Although this is a simplified version, every thing you consume gets broken down and utilized into three main subgroups: Carbohydrates, fats, and proteins. The first thing I’d like you to notice in the table above is the Fat to Carbohydrate percentage used at ½ intensity (lines 1+2 in blue). The energy consumption equates equally to about 50%-50% in energy usage between fat and carbohydrate while engaged in slower exercise.
The next thing I’d like to compare is the percentage of Fat consumed at ¾ intensity (fast) to the percentage of Fat used at ½ intensity (slow). You can see that the percentage of fat burned at ½ intensity (slow) is 10% greater than the 40 % of fat burned at ¾ intensity (fast). A conclusion that could be made from this is that one burns more fat at lower exercise intensities. Now let’s look a little closer.

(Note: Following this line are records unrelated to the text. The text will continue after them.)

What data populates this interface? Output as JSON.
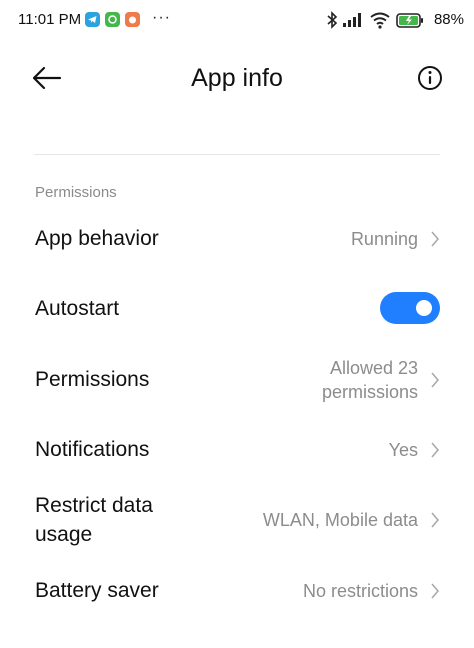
{
  "status_bar": {
    "time": "11:01 PM",
    "dots": "···",
    "battery": "88%",
    "icons": [
      "telegram-icon",
      "app-green-icon",
      "app-orange-icon",
      "bluetooth-icon",
      "signal-icon",
      "wifi-icon",
      "battery-icon"
    ],
    "colors": {
      "telegram": "#2aa3df",
      "green_app": "#43b74a",
      "orange_app": "#ef7a4a"
    }
  },
  "header": {
    "title": "App info",
    "back_icon": "arrow-left-icon",
    "info_icon": "info-icon"
  },
  "section": {
    "label": "Permissions"
  },
  "rows": {
    "app_behavior": {
      "title": "App behavior",
      "value": "Running"
    },
    "autostart": {
      "title": "Autostart",
      "enabled": true
    },
    "permissions": {
      "title": "Permissions",
      "value_line1": "Allowed 23",
      "value_line2": "permissions"
    },
    "notifications": {
      "title": "Notifications",
      "value": "Yes"
    },
    "restrict_data": {
      "title_line1": "Restrict data",
      "title_line2": "usage",
      "value": "WLAN, Mobile data"
    },
    "battery_saver": {
      "title": "Battery saver",
      "value": "No restrictions"
    }
  },
  "accent_color": "#1f7fff"
}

Next, if you look at the total calories used for each intensity you’ll notice that more calories are used in all components of the ¾ intensity (fast). Your body requires more energy and more calories to perform more difficult work. Even though you burn a higher percentage of fat to carbohydrate calories at low intensity, the absolute value of fat calories burned at the high intensity is greater. What does all this mean?
If your goal is to loose fat, then the high intensity training is what will lean out the body and give you that toned look. If you at first have trouble maintaining hard intensities, try doing some interval training where you perform periods of alternating fast and slow intensities. Last, if you don’t feel comfortable pushing yourself hard, just remember every intensity burns the fat.. but you may have to put in more time at slow intensities to get the same results.